Publications

Most Recent Peer-Reviewed Publications

  1. Defects in synapse structure and function precede motor neuron degeneration in Drosophila models of FUS-related ALS
  2. Cell-specific fine-tuning of neuronal excitability by differential expression of modulator protein isoforms
  3. Slob, a slowpoke channel-binding protein, modulates synaptic transmission
  4. Identification of a Neural Circuit that Underlies the Effects of Octopamine on Sleep:Wake Behavior
  5. In vivo role of a potassium channel-binding protein in regulating neuronal excitability and behavior
  6. miXED Messages in Ion Channel Modulation
  7. In Vivo Roles of Ion Channel Regulatory Protein Complexes in Neuronal Physiology and Behavior
  8. Drosophila ortholog of succinyl-CoA synthetase β subunit: A novel modulator of Drosophila KCNQ channels
  9. Mechanisms of two modulatory actions of the channel-binding protein slob on the Drosophila slowpoke calcium-dependent potassium channel
  10. Signaling protein complexes associated with neuronal ion channels
  11. Expression and function of variants of Slob, Slowpoke channel binding protein, in Drosophila
  12. Expression of a calmodulin-binding KCNQ2 potassium channel fragment modulates neuronal M-current and membrane excitability

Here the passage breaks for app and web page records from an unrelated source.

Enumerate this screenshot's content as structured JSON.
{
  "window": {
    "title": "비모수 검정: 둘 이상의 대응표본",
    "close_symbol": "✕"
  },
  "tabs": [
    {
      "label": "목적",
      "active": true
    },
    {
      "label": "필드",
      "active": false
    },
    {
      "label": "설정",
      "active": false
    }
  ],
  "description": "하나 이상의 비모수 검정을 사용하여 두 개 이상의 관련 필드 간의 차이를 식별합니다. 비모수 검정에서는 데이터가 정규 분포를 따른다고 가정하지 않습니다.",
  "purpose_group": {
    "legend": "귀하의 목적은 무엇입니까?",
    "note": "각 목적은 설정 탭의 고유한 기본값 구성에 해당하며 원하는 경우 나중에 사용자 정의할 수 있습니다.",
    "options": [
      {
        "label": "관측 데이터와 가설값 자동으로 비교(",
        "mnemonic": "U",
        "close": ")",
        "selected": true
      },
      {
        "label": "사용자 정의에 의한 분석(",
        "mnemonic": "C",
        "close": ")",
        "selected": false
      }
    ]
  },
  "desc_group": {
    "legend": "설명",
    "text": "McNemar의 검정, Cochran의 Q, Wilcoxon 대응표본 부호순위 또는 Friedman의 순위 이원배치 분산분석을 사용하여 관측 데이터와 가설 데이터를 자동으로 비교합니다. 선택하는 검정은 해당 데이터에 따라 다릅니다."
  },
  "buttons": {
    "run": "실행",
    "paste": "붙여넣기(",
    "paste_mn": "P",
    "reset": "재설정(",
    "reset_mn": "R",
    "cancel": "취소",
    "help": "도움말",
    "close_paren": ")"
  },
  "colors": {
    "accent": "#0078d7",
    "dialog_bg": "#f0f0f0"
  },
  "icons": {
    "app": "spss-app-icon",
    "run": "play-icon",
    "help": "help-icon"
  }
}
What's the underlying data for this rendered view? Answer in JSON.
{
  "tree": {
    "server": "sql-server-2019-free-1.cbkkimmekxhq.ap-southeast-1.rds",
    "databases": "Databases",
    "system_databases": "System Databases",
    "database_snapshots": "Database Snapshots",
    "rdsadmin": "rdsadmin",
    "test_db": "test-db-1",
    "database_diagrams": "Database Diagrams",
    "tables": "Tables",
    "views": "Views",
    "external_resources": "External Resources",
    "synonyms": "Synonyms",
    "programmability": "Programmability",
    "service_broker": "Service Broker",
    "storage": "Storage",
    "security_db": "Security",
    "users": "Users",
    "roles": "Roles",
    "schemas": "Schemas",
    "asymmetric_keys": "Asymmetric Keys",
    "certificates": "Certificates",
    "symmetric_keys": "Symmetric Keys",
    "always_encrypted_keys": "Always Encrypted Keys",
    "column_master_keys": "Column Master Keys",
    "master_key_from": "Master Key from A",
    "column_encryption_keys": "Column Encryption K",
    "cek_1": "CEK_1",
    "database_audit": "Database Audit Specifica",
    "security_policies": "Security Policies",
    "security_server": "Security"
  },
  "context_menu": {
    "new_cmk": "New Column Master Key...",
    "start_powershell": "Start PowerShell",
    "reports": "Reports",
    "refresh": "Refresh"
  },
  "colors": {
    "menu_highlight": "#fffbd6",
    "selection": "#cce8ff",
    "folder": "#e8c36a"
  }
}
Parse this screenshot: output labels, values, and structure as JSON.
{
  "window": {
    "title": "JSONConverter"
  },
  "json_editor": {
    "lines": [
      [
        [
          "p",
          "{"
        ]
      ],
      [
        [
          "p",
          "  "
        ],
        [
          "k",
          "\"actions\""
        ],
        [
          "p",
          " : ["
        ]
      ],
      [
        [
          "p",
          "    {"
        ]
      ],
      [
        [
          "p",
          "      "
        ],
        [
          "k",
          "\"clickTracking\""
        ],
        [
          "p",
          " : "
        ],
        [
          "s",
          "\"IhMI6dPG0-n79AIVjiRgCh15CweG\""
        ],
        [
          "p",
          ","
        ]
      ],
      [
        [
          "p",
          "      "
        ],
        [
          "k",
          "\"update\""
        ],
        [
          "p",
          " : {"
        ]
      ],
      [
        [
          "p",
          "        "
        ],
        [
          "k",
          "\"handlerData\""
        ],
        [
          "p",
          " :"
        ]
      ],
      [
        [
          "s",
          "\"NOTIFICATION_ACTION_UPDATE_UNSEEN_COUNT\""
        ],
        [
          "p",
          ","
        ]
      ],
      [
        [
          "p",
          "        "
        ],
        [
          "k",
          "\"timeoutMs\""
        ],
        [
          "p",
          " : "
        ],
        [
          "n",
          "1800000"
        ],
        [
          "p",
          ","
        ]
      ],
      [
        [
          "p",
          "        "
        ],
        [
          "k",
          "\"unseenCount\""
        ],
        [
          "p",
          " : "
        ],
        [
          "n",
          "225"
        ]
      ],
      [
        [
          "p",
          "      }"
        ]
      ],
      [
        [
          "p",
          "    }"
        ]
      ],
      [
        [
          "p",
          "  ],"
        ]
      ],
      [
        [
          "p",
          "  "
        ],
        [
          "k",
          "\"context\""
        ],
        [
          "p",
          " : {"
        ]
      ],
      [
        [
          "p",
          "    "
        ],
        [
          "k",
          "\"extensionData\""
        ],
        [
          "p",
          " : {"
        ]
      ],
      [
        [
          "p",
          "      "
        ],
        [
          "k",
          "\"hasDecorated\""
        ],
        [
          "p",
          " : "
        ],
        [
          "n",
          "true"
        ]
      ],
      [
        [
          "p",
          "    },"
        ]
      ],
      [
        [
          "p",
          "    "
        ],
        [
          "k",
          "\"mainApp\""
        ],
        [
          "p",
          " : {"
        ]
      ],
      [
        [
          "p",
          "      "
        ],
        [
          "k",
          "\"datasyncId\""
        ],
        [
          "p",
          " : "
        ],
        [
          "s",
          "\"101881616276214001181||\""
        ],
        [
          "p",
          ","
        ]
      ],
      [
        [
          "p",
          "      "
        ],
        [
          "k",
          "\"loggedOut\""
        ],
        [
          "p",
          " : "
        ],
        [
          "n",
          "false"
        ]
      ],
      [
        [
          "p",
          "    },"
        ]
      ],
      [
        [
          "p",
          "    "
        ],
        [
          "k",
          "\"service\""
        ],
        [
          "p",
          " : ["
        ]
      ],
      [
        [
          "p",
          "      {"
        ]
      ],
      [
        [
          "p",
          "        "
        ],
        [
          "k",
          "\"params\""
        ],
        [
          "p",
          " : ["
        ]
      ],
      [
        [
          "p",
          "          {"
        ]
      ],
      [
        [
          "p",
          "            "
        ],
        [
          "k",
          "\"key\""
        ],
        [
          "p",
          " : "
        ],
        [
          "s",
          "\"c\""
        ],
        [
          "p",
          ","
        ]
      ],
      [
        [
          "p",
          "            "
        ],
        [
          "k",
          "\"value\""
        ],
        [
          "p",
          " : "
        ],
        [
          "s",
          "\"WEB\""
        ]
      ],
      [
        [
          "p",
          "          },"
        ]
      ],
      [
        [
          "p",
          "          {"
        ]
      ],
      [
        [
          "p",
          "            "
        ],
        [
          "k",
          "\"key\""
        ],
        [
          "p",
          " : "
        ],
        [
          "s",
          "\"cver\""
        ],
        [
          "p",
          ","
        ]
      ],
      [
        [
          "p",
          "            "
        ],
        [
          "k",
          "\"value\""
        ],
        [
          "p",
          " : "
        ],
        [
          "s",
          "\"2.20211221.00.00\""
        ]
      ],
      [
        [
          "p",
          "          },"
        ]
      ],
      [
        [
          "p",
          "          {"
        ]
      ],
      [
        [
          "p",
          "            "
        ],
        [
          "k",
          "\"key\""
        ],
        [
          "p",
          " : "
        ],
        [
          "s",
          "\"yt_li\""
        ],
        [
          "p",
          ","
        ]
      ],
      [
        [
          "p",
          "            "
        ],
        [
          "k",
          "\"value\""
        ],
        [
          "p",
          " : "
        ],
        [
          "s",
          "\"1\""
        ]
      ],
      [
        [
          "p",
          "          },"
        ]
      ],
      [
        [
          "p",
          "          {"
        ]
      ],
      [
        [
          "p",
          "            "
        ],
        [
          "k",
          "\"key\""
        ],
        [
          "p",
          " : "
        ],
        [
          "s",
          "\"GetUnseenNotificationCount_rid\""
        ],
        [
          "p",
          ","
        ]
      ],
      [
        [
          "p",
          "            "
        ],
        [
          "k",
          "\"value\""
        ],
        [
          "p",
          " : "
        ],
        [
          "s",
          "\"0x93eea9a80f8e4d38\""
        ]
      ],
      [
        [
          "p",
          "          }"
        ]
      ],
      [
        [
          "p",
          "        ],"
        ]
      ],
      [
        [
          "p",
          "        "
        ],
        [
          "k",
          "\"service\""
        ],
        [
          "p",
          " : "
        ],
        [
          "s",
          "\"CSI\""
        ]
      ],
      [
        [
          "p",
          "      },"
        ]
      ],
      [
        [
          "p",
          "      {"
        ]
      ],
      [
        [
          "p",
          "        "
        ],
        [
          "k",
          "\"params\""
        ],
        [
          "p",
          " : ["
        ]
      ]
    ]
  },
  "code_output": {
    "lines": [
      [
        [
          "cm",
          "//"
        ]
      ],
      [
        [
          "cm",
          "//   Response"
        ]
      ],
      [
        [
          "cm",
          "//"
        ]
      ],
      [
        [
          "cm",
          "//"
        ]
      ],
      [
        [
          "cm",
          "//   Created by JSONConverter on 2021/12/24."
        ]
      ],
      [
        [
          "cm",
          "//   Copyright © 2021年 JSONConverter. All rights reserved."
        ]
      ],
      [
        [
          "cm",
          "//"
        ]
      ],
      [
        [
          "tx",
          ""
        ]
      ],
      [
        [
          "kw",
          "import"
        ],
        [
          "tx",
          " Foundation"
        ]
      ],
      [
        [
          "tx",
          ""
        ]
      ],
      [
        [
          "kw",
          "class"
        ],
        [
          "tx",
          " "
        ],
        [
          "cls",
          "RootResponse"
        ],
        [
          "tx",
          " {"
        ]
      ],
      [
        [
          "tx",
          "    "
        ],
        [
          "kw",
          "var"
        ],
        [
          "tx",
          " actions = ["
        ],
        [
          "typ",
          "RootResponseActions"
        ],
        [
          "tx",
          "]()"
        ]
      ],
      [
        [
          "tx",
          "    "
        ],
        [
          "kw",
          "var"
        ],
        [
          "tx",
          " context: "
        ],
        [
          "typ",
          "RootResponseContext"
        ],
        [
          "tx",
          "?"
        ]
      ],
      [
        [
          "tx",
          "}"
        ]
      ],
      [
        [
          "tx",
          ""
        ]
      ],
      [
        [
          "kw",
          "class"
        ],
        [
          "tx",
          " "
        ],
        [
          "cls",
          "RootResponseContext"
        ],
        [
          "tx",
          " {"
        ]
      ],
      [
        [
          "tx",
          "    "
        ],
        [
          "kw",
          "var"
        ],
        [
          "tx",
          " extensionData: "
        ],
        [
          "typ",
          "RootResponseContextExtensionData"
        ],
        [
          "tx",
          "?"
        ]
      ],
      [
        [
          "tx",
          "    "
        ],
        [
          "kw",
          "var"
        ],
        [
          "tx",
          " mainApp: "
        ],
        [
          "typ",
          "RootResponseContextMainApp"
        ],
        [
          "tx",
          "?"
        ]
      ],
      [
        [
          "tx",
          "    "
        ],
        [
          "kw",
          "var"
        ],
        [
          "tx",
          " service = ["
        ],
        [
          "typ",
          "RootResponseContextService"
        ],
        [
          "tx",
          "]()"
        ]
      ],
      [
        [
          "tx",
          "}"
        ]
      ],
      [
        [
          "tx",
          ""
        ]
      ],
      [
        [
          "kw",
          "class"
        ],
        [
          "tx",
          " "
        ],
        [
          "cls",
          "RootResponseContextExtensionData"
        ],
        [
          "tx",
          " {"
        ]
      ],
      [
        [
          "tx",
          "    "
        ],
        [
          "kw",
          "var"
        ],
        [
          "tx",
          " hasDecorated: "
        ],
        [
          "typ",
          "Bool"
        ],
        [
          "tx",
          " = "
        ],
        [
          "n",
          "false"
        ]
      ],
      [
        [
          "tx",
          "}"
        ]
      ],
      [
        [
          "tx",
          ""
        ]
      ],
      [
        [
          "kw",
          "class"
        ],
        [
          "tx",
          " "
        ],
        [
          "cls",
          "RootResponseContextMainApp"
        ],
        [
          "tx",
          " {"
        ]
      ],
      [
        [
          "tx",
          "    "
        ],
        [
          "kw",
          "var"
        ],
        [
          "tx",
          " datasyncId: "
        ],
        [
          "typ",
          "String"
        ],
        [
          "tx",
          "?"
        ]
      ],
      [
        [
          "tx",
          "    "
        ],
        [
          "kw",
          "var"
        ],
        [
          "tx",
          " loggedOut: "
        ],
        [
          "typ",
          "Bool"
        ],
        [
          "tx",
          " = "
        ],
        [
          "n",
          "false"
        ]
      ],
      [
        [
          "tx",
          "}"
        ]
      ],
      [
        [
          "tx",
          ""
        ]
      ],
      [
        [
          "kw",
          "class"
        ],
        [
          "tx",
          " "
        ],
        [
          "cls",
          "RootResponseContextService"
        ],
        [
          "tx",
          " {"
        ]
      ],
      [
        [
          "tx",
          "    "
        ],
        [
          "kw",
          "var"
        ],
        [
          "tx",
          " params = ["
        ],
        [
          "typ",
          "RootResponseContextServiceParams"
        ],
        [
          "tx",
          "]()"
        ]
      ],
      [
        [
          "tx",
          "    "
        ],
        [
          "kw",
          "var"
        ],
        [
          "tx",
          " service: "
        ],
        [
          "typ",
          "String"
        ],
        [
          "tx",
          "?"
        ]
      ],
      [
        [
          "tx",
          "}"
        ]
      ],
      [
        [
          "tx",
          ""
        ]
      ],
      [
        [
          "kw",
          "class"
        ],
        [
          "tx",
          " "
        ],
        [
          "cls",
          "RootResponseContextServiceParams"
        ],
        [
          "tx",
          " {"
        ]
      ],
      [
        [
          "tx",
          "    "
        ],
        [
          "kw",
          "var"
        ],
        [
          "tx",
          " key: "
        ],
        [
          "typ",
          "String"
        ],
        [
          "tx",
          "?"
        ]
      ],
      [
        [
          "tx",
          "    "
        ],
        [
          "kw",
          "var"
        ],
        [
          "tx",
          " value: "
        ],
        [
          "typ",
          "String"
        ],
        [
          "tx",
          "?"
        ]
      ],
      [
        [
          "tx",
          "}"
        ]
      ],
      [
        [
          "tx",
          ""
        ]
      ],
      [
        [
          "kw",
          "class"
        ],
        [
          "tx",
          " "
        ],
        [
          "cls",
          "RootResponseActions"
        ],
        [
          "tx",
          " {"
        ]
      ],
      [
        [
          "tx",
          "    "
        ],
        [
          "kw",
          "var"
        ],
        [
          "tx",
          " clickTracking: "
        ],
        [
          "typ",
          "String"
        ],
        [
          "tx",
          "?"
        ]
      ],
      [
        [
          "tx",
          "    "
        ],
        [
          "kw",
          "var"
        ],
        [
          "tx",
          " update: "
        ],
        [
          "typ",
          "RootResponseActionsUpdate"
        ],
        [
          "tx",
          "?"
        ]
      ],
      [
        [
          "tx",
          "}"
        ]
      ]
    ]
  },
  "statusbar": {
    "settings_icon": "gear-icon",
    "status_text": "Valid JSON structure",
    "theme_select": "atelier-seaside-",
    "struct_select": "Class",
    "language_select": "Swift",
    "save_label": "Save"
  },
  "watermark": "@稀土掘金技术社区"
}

  13. A Drosophila KCNQ channel essential for early embryonic development
  14. MONaKA, a novel modulator of the plasma membrane Na,K-ATPase
  15. The amino terminus of slob, slowpoke channel binding protein, critically influences its modulation of the channel
  16. Syntaxin-1A binds to and modulates the Slo calcium-activated potassium channel via an interaction that excludes syntaxin binding to calcium channels
  17. The slowpoke channel binding protein Slob from Drosophila melanogaster exhibits regulatable protein kinase activity
  18. A Well-Stocked Pool
  19. An interaction domain in Slob necessary for its binding to the slowpoke calcium-dependent potassium channel
  20. Monomeric 14-3-3 protein is sufficient to modulate the activity of the Drosophila Slowpoke calcium-dependent potassium channel